“I think I have the deadliest uppercuts in the world,” Rios said during his post-fight interview.
It will be interesting to see if Rios can use those vaunted uppercuts, along with the rest of his battle-tested arsenal, against bona-fide welterweight contenders. He won the WBO’s “international” title against Alvarado, which will push him up that sanctioning body’s 147-pound rankings.
Pacquiao is the WBO welterweight titleholder. We’ve seen that fight. However, the WBO’s Nos. 1 and 2 contenders are Marquez and Tim Bradley. We haven’t seen those fights – and they could be very, very good ones.
Marquez is at his best – and his most entertaining – when he’s taking on aggressive young fighters. And though Bradley is at his best when he’s boxing, he’s a man who subscribes to both the Sweet and Savage sciences. He can be pulled into a rough fight, as his fight of the year with Provodnikov and recent draw with Chaves proved.
Marquez and Bradley are promoted by Top Rank, as Rios is, which makes those potential bouts even more of a possibility. Whoever Rios takes on next, fans will be watching and they will give him his due respect going into those bouts.
The same can’t be said about Alvarado, unfortunately. The boxing media and hardcore fans are a hard lot, and they can be mean and dismissive when a fighter fails – or worse, fails to perform, as Alvarado did against Rios.
However, here’s hoping the back-to-back battles that thrilled fans, and also may have soaked up his prime, earn Alvarado his fair share of respect whether or not he decides to continue fighting.
Rather than lambaste Alvarado for what he wasn’t able to do against Rios in their third bout, they should thank him for what he did in their first two bouts and against the other contenders he’s faced.
Photo gallery by Naoki Fukuda

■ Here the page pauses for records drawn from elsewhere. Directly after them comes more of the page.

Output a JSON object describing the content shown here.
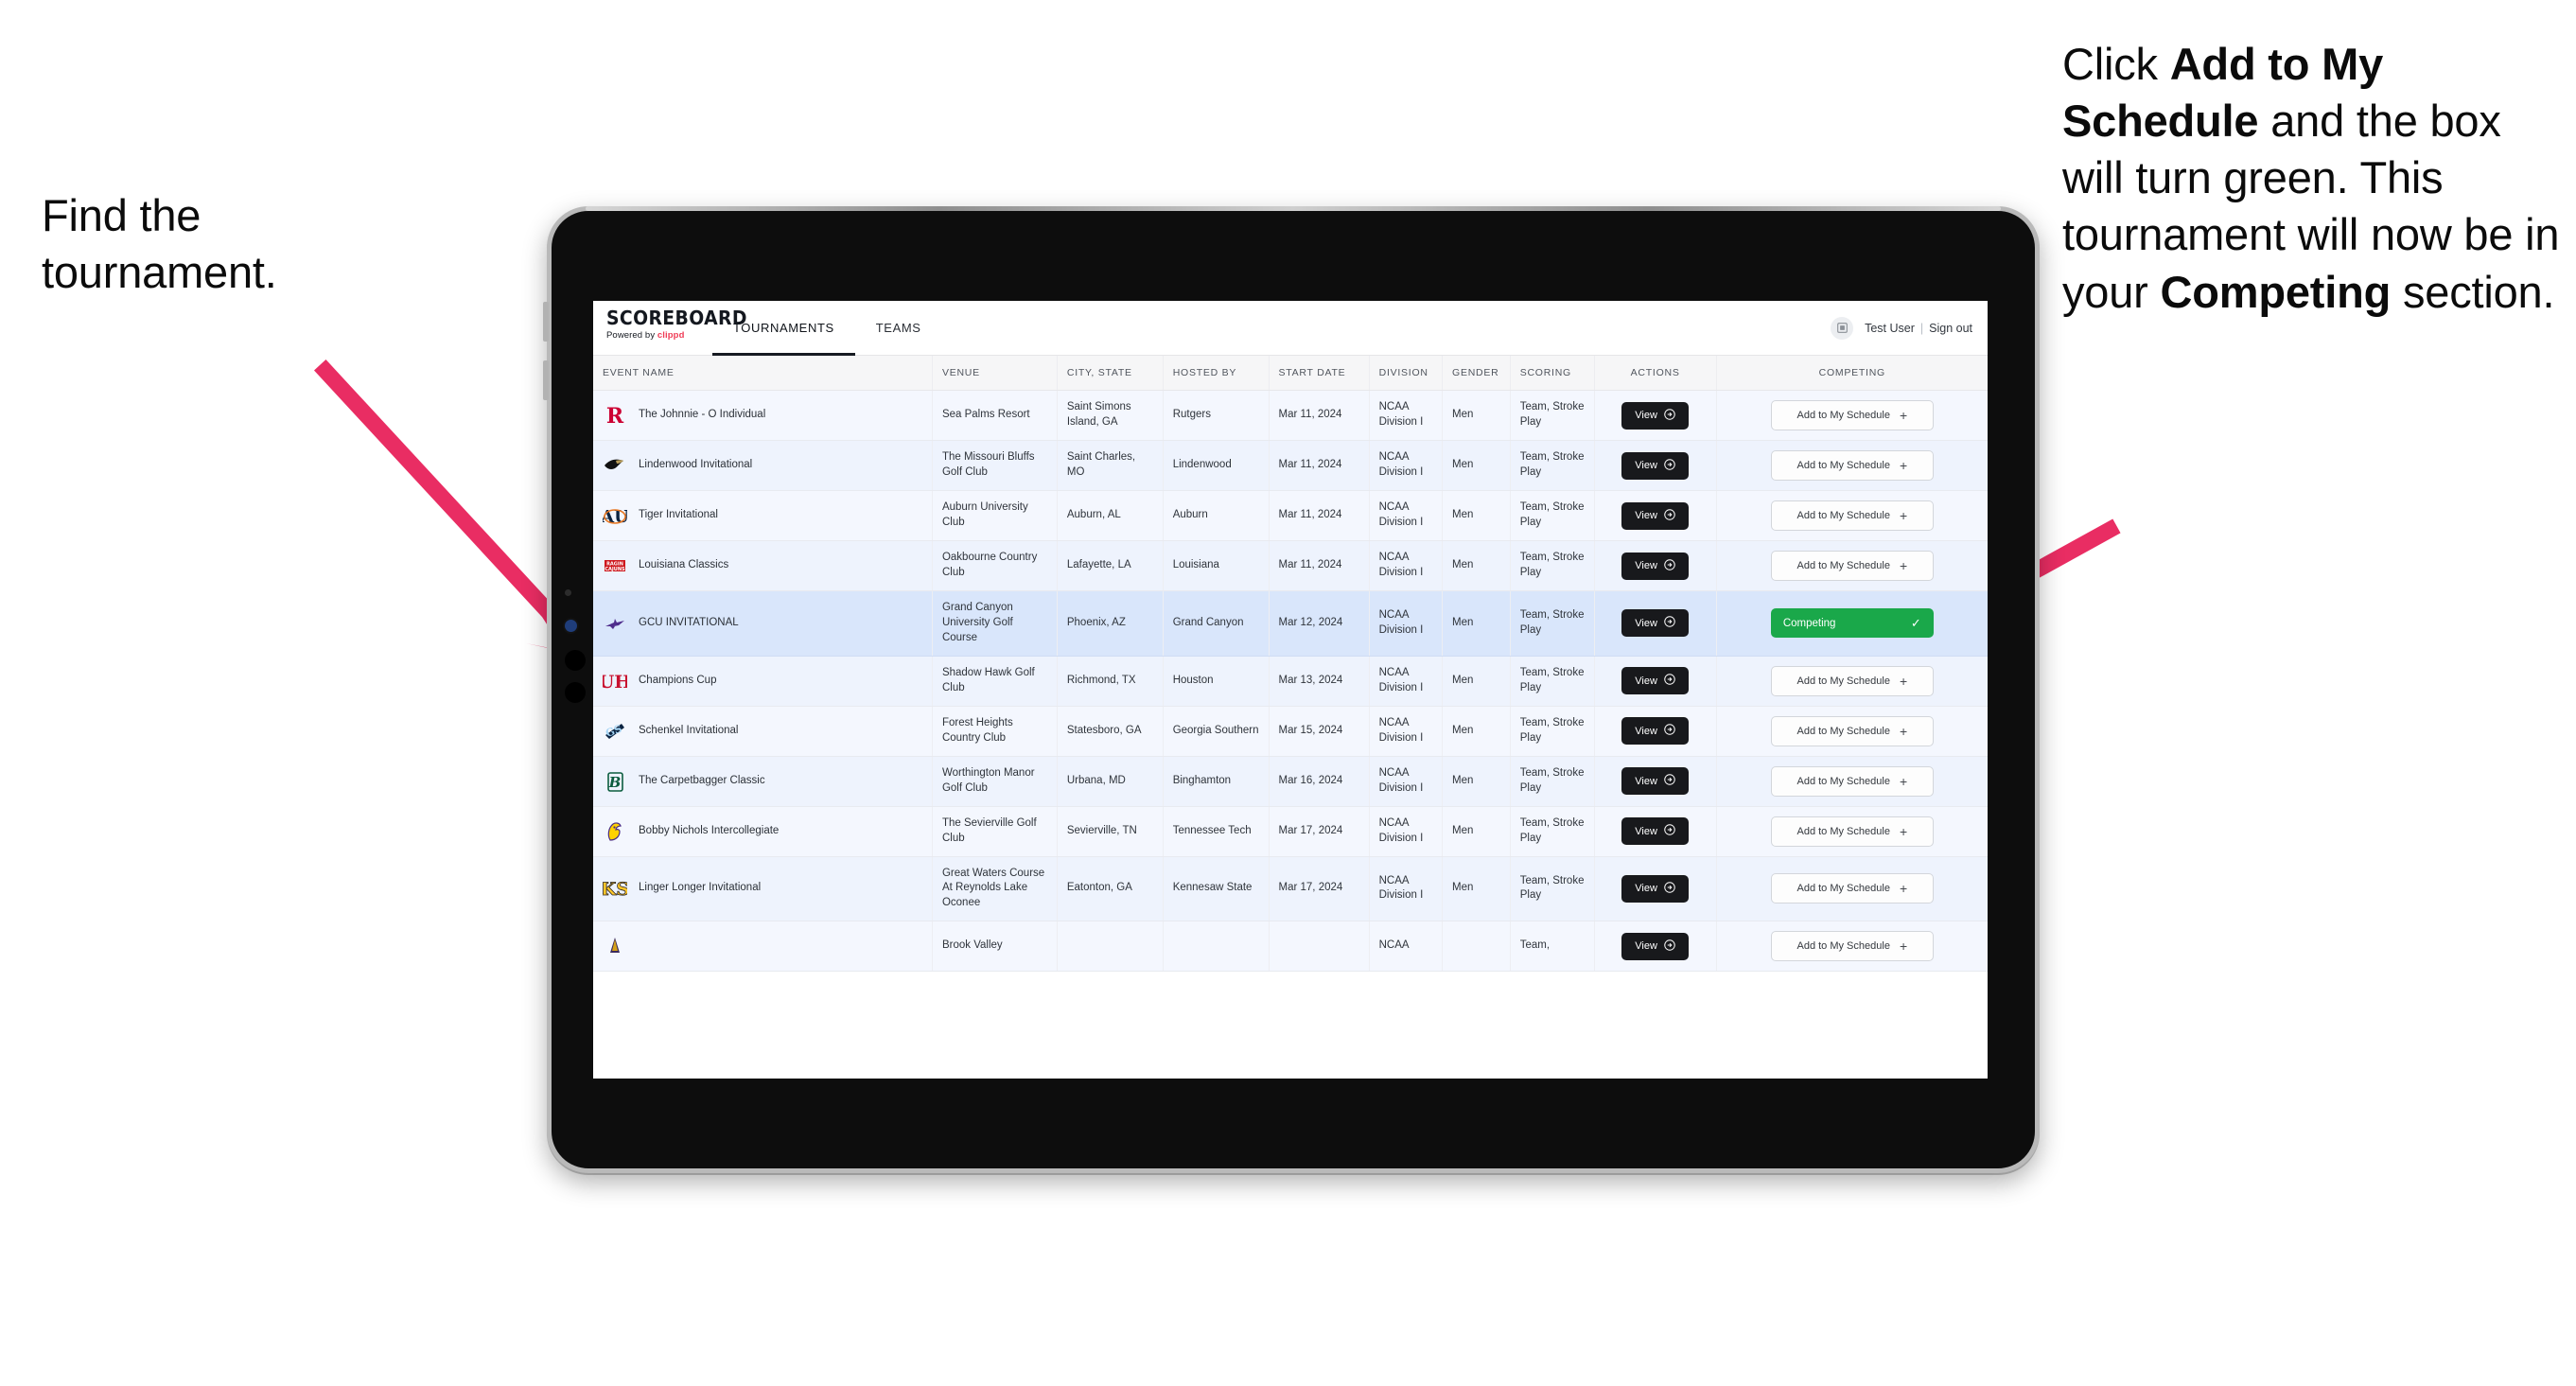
{
  "annotations": {
    "left": {
      "line1": "Find the",
      "line2": "tournament."
    },
    "right": {
      "p1_a": "Click ",
      "p1_b": "Add to My Schedule",
      "p1_c": " and the box will turn green. This tournament will now be in your ",
      "p1_d": "Competing",
      "p1_e": " section."
    }
  },
  "app": {
    "brand": {
      "title": "SCOREBOARD",
      "powered_prefix": "Powered by ",
      "powered_name": "clippd"
    },
    "nav": {
      "tabs": [
        {
          "label": "TOURNAMENTS",
          "active": true
        },
        {
          "label": "TEAMS",
          "active": false
        }
      ]
    },
    "user": {
      "name": "Test User",
      "separator": "|",
      "signout": "Sign out"
    },
    "table": {
      "columns": [
        "EVENT NAME",
        "VENUE",
        "CITY, STATE",
        "HOSTED BY",
        "START DATE",
        "DIVISION",
        "GENDER",
        "SCORING",
        "ACTIONS",
        "COMPETING"
      ],
      "action_label": "View",
      "add_label": "Add to My Schedule",
      "add_glyph": "+",
      "competing_label": "Competing",
      "competing_glyph": "✓",
      "competing_color": "#1aa84a",
      "rows": [
        {
          "event": "The Johnnie - O Individual",
          "venue": "Sea Palms Resort",
          "city": "Saint Simons Island, GA",
          "hosted_by": "Rutgers",
          "start_date": "Mar 11, 2024",
          "division": "NCAA Division I",
          "gender": "Men",
          "scoring": "Team, Stroke Play",
          "competing": false,
          "logo": "rutgers-logo"
        },
        {
          "event": "Lindenwood Invitational",
          "venue": "The Missouri Bluffs Golf Club",
          "city": "Saint Charles, MO",
          "hosted_by": "Lindenwood",
          "start_date": "Mar 11, 2024",
          "division": "NCAA Division I",
          "gender": "Men",
          "scoring": "Team, Stroke Play",
          "competing": false,
          "logo": "lindenwood-logo"
        },
        {
          "event": "Tiger Invitational",
          "venue": "Auburn University Club",
          "city": "Auburn, AL",
          "hosted_by": "Auburn",
          "start_date": "Mar 11, 2024",
          "division": "NCAA Division I",
          "gender": "Men",
          "scoring": "Team, Stroke Play",
          "competing": false,
          "logo": "auburn-logo"
        },
        {
          "event": "Louisiana Classics",
          "venue": "Oakbourne Country Club",
          "city": "Lafayette, LA",
          "hosted_by": "Louisiana",
          "start_date": "Mar 11, 2024",
          "division": "NCAA Division I",
          "gender": "Men",
          "scoring": "Team, Stroke Play",
          "competing": false,
          "logo": "louisiana-logo"
        },
        {
          "event": "GCU INVITATIONAL",
          "venue": "Grand Canyon University Golf Course",
          "city": "Phoenix, AZ",
          "hosted_by": "Grand Canyon",
          "start_date": "Mar 12, 2024",
          "division": "NCAA Division I",
          "gender": "Men",
          "scoring": "Team, Stroke Play",
          "competing": true,
          "logo": "grand-canyon-logo"
        },
        {
          "event": "Champions Cup",
          "venue": "Shadow Hawk Golf Club",
          "city": "Richmond, TX",
          "hosted_by": "Houston",
          "start_date": "Mar 13, 2024",
          "division": "NCAA Division I",
          "gender": "Men",
          "scoring": "Team, Stroke Play",
          "competing": false,
          "logo": "houston-logo"
        },
        {
          "event": "Schenkel Invitational",
          "venue": "Forest Heights Country Club",
          "city": "Statesboro, GA",
          "hosted_by": "Georgia Southern",
          "start_date": "Mar 15, 2024",
          "division": "NCAA Division I",
          "gender": "Men",
          "scoring": "Team, Stroke Play",
          "competing": false,
          "logo": "georgia-southern-logo"
        },
        {
          "event": "The Carpetbagger Classic",
          "venue": "Worthington Manor Golf Club",
          "city": "Urbana, MD",
          "hosted_by": "Binghamton",
          "start_date": "Mar 16, 2024",
          "division": "NCAA Division I",
          "gender": "Men",
          "scoring": "Team, Stroke Play",
          "competing": false,
          "logo": "binghamton-logo"
        },
        {
          "event": "Bobby Nichols Intercollegiate",
          "venue": "The Sevierville Golf Club",
          "city": "Sevierville, TN",
          "hosted_by": "Tennessee Tech",
          "start_date": "Mar 17, 2024",
          "division": "NCAA Division I",
          "gender": "Men",
          "scoring": "Team, Stroke Play",
          "competing": false,
          "logo": "tennessee-tech-logo"
        },
        {
          "event": "Linger Longer Invitational",
          "venue": "Great Waters Course At Reynolds Lake Oconee",
          "city": "Eatonton, GA",
          "hosted_by": "Kennesaw State",
          "start_date": "Mar 17, 2024",
          "division": "NCAA Division I",
          "gender": "Men",
          "scoring": "Team, Stroke Play",
          "competing": false,
          "logo": "kennesaw-state-logo"
        },
        {
          "event": "",
          "venue": "Brook Valley",
          "city": "",
          "hosted_by": "",
          "start_date": "",
          "division": "NCAA",
          "gender": "",
          "scoring": "Team,",
          "competing": false,
          "logo": "partial-logo"
        }
      ]
    }
  },
  "colors": {
    "arrow": "#e92d63",
    "accent": "#ef3b55",
    "selected_row": "#d9e6fb"
  }
}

Email Fischer at [email protected]. Follow him on Twitter at @dougiefischer
Subscribe to our newsletter to get the latest news, events and deals in your inbox!